With the right gear and training, you can get your co-worker down faster.

Dos and Don’ts in a High-Level Emergency

The best time to ensure a successful rescue is long before the incident occurs. If the first time you think about how to respond is after the fall has already happened, you’ve already lost the game.

Annual safety training isn’t enough. At least once a quarter, you need to conduct a realistic scenario in a real rescue situation, up on a structure, in a place where your team does actual work. Then, work through your plan, from notifying emergency responders to gathering rescuers to accessing equipment to getting your colleague down and ready for transport. This is the only way to be sure that you’ve thought through every potential hiccup in the process and are truly ready to enact a smooth rescue.

Planning ahead means you’ll have the right gear on hand, but also that you’ll have the right mindset. Start every day by asking yourself, “Is today the day I fall, or my buddy falls?” You don’t need an intricate plan. All you need is a site-specific framework for how to access the person injured, raise and transfer his or her weight to the rescue system, and lower the person to the ground.

Once a fall happens, there are a few critical things you should do – and not do.

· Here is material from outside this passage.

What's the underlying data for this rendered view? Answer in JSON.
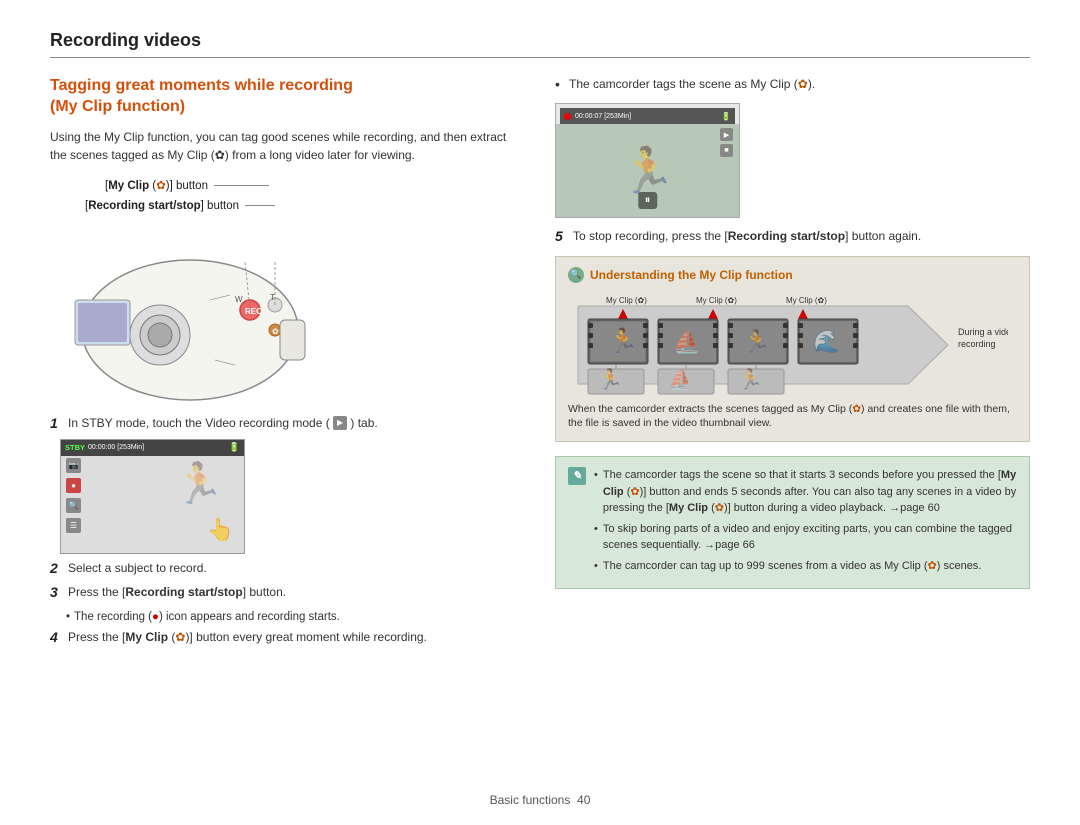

  1. Get going. Don’t stand around discussing what to do. After an initial situation assessment, adapt the framework of your rescue plan to the specifics of the actual event.
  2. Stick to your plan. Now is not the time to try out new techniques.
  3. Have your rescue gear easily accessible. Do not consider ascending and starting your shift without your safety gear on your person, and any required backup gear at its pre-set location.
  4. Work smoothly. We accomplish a rescue quickly not by going fast, but by maximizing efficiency. Take your time and think through every move. If you rush, you could make time-consuming or even deadly mistakes.
  5. Focus on weight transfer. Whether the person is laying on a platform unconscious or hanging in the air, your objective is to safely transfer the body weight to prevent further injury and then get your co-worker down to the ground.


What if today is the day you fall? You need to either be able to rescue yourself, or to engage a system that allows you to lift yourself up and transfer your weight off your harness, so that you won’t suffer further injury.

Fall-arrest systems that employ shock-absorbing components have been in use for over two decades, but not all are designed with an integral rescue component. They’re made to keep you from free falling more than six feet, plus up to 3.5 feet of shock absorption.

Some refuge devices attach to your harness to allow you to ease pressure on your legs, but using them will transfer weight to the harness and can restrict your breathing. A better option is a system that eliminates all weight on the harness by way of a webbed ladder that’s integrated into the lanyard. Rather than being attached to your harness, the ladder is connected above your head, directly to the lanyard. This lets you stand up in place, adjust your harness, and relieve the pressure on your chest and groin. You should also carry a self-rescue kit with an adequate length of high-strength rope, which can be attached to your lanyard and used for controlled descent.

Repeated safety planning and training may not feel like a high priority, but in the seconds after a fall, it suddenly becomes the most important thing in the world. I sincerely hope that in the course of your career, you never need to use your rescue kit and training even once. But if you do, you’ll be glad you came to work that day prepared to save a life – and it could even be your own.

Brent Wise is a career firefighter who has spent 31 years with the Dallas Fire Department and currently serves as Captain of the Dallas Technical Rescue Team. He is Co-Founder and COO for Tech Safety Lines, Inc. (TSL), a fall protection, rescue training and equipment company based in Carrollton, Texas.